I recently had the great pleasure of solving a PerformancePoint 2013 puzzle and I thought I’d share how I did it to help others and as a reference for my fellow colleagues. Our team was trying to implement dynamic active directory security for PerformancePoint 2013 dashboards. A variety of PerformancePoint web parts were tested as part of this endeavor including Analysis Services scorecards, analytic charts and grids, SSRS reports (native mode), and Excel Services.
Devin Knight does an excellent job of explaining how to get this to work in his blogpost: Analysis Services Dynamic Security.
For this method to work with PerformancePoint and Excel Services we will need two Roles: ReadUserName and ReadCustomData. The first one, ReadUserName is set up exactly how Devin describes. This will be the role that Excel and SSRS will use. The second one, ReadCustomData is the same except you need to replace the function UserName() with CustomData(). This ReadCustomData role will be the role that is referenced in the data source editor of PerformancePoint dashboard designer.
To test this I had to make sure that I wasn’t in any other AD groups or roles. I only had to add myself to the ReadUserName role. I did not have to be in the ReadCustomData role, only the service account that runs the SharePoint 2013 PerformancePoint content (a.k.a. Proxy.) We also have a ReadUnrestricted Role. I had to make sure I wasn’t in that role.
Here is another link, that describes how to get this working with PerformancePoint 2010: How to configure dynamic security in Analysis Services and Performance Point 2010 without Kerberos.
Here is a link that describes various methods for testing if the security is working correctly:
The series of posts below are wonderful! I won’t repeat what is said there; but, I will say I was relieved to see that this person also came to the conclusion that two roles would be needed.
Here is where things got interesting… No, really.
This post: Using EffectiveUserName To Impersonate in SSAS mentions that you have to set up Kerberos on your SSAS server to get this to work. I can tell you we got it to work without that. I did set up the data source in SSRS as this person describes. Credentials stored securely in the report server, use as windows credentials, Impersonate the authenticated user after a connection has been made to the data source.
I got a little lucky (ok, maybe a lot lucky) in that my account had certain permissions that no one else in my active directory group had. If it weren’t for that, I don’t know if I would have ever gotten any of this working.
Our initial goal was to set these permissions on either the SharePoint proxy account or the domain service account that process the cube. That worked for the SSRS MDX reports; but, the Excel Services dashboard pages quit working. Currently we are faced with the possibility that these permissions will need to be set for all the dashboard users and we are investigating what that actually means. (http://windowsitpro.com/active-directory/hiding-data-active-directory-part-3-enabling-list-object-mode-forest)
We think the List contents is the one that made the difference. My Active Directory sent me these links that he felt describe what is going on pretty well. Here is what he said:

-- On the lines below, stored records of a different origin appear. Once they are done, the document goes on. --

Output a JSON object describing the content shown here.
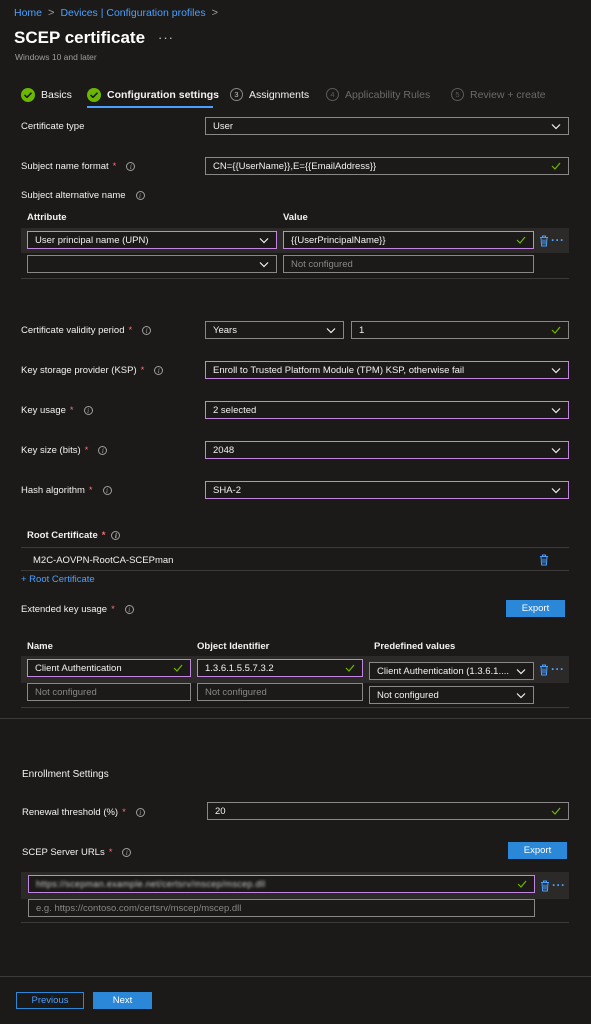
{
  "breadcrumb": {
    "home": "Home",
    "profiles": "Devices | Configuration profiles",
    "sep": ">"
  },
  "header": {
    "title": "SCEP certificate",
    "more": "···",
    "subtitle": "Windows 10 and later"
  },
  "steps": [
    {
      "label": "Basics",
      "state": "done"
    },
    {
      "label": "Configuration settings",
      "state": "active"
    },
    {
      "num": "3",
      "label": "Assignments",
      "state": "next"
    },
    {
      "num": "4",
      "label": "Applicability Rules",
      "state": "disabled"
    },
    {
      "num": "5",
      "label": "Review + create",
      "state": "disabled"
    }
  ],
  "form": {
    "certificate_type": {
      "label": "Certificate type",
      "value": "User"
    },
    "subject_name_format": {
      "label": "Subject name format",
      "value": "CN={{UserName}},E={{EmailAddress}}"
    },
    "san": {
      "label": "Subject alternative name",
      "col_attribute": "Attribute",
      "col_value": "Value",
      "row1_attribute": "User principal name (UPN)",
      "row1_value": "{{UserPrincipalName}}",
      "row2_value_placeholder": "Not configured"
    },
    "validity": {
      "label": "Certificate validity period",
      "unit": "Years",
      "value": "1"
    },
    "ksp": {
      "label": "Key storage provider (KSP)",
      "value": "Enroll to Trusted Platform Module (TPM) KSP, otherwise fail"
    },
    "key_usage": {
      "label": "Key usage",
      "value": "2 selected"
    },
    "key_size": {
      "label": "Key size (bits)",
      "value": "2048"
    },
    "hash": {
      "label": "Hash algorithm",
      "value": "SHA-2"
    },
    "root_cert": {
      "label": "Root Certificate",
      "value": "M2C-AOVPN-RootCA-SCEPman",
      "add_link": "+ Root Certificate"
    },
    "eku": {
      "label": "Extended key usage",
      "export": "Export",
      "col_name": "Name",
      "col_oid": "Object Identifier",
      "col_predef": "Predefined values",
      "row1_name": "Client Authentication",
      "row1_oid": "1.3.6.1.5.5.7.3.2",
      "row1_predef": "Client Authentication (1.3.6.1....",
      "row2_name_placeholder": "Not configured",
      "row2_oid_placeholder": "Not configured",
      "row2_predef": "Not configured"
    }
  },
  "enrollment": {
    "heading": "Enrollment Settings",
    "renewal": {
      "label": "Renewal threshold (%)",
      "value": "20"
    },
    "scep_urls": {
      "label": "SCEP Server URLs",
      "export": "Export",
      "row1_value": "https://scepman.example.net/certsrv/mscep/mscep.dll",
      "row2_placeholder": "e.g. https://contoso.com/certsrv/mscep/mscep.dll"
    }
  },
  "footer": {
    "previous": "Previous",
    "next": "Next"
  },
  "colors": {
    "accent": "#2b88d8",
    "link": "#4ba0ff",
    "focus": "#c286e0",
    "success": "#6bb700",
    "required": "#f1707b",
    "background": "#1b1a19"
  }
}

‘The link below explains the end result as the Account authenticating for the SSRS reports needs Read access to the TokenGroupGlobalAndUniversal attribute. This is done by adding the required account to the Windows Authorization Access group in Active Directory.

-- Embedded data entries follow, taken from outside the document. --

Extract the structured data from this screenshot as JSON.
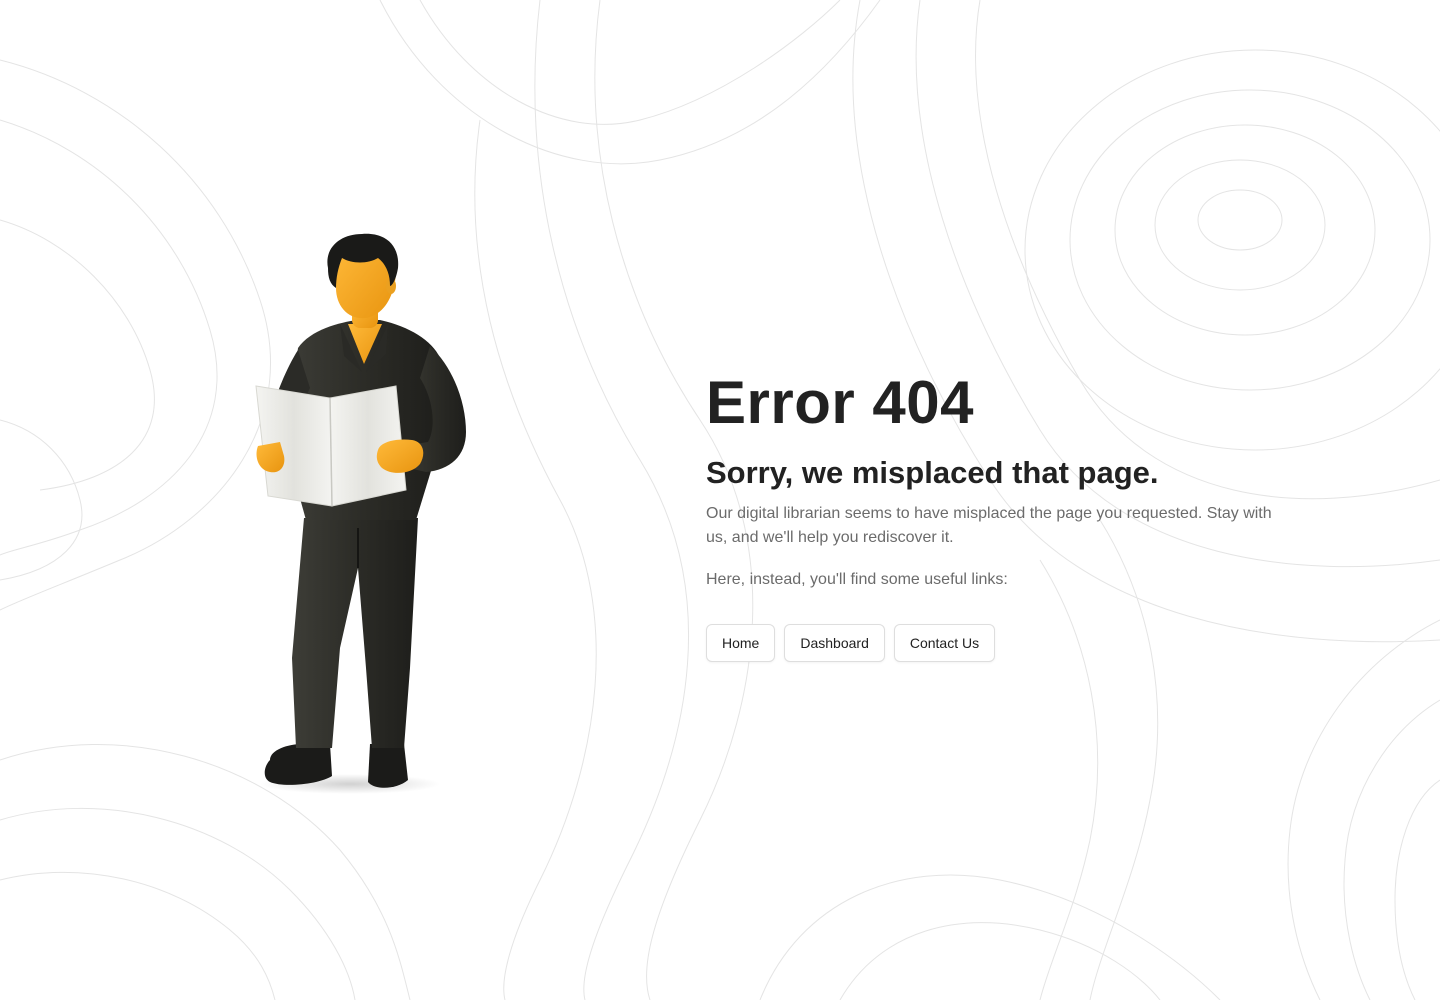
{
  "background": {
    "color": "#ffffff",
    "pattern": "topographic-contour-lines",
    "pattern_color": "#e4e4e4"
  },
  "illustration": {
    "icon": "man-reading-map-illustration",
    "colors": {
      "skin": "#f5a623",
      "clothing": "#2f2f2a",
      "hair": "#1a1a1a",
      "paper": "#f0f0ec"
    }
  },
  "error": {
    "title": "Error 404",
    "subtitle": "Sorry, we misplaced that page.",
    "description": "Our digital librarian seems to have misplaced the page you requested. Stay with us, and we'll help you rediscover it.",
    "links_intro": "Here, instead, you'll find some useful links:"
  },
  "links": [
    {
      "label": "Home"
    },
    {
      "label": "Dashboard"
    },
    {
      "label": "Contact Us"
    }
  ]
}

Originally it was thought the SharePointProxy account was the account being used. I did add it to the group last Saturday and it did not resolve the issue. But today it was identified that the service account that connects to the data warehouse for cube processing was the account needing to verify the users group memberships to present the reports based on this information to the clients.
I also confirmed this to be the attribute by allowing Read access to all the User Object attributes and removing them until this single attribute was remaining. Removing this last attribute denied the reports with the Unknown username or password error.’

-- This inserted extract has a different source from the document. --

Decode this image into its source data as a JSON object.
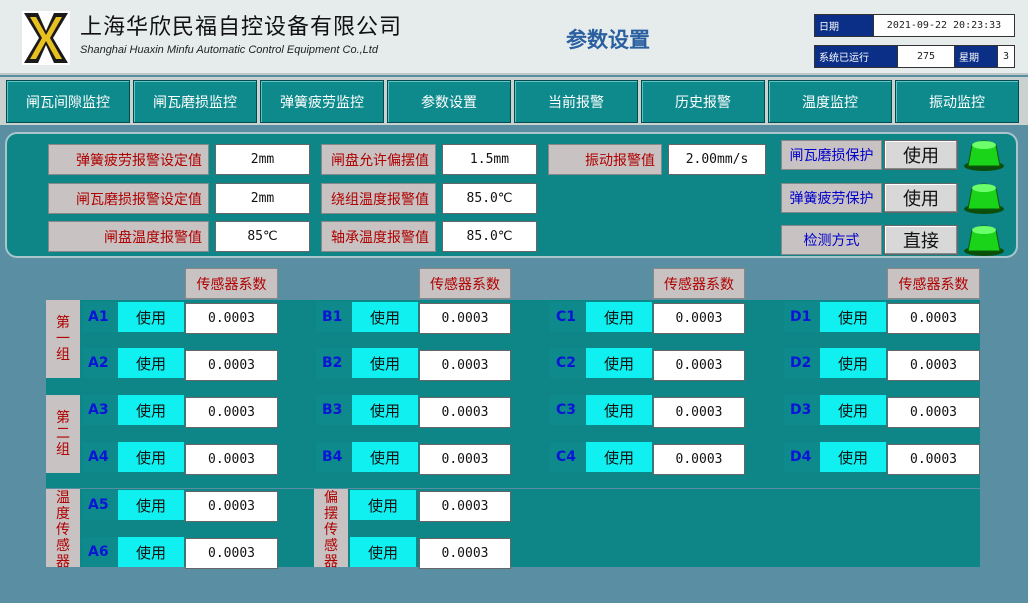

The other piece that seemed to make a difference was that the SSAS service is running under the NT AUTHORITY\NetworkService account.
Post in the comments if you have questions.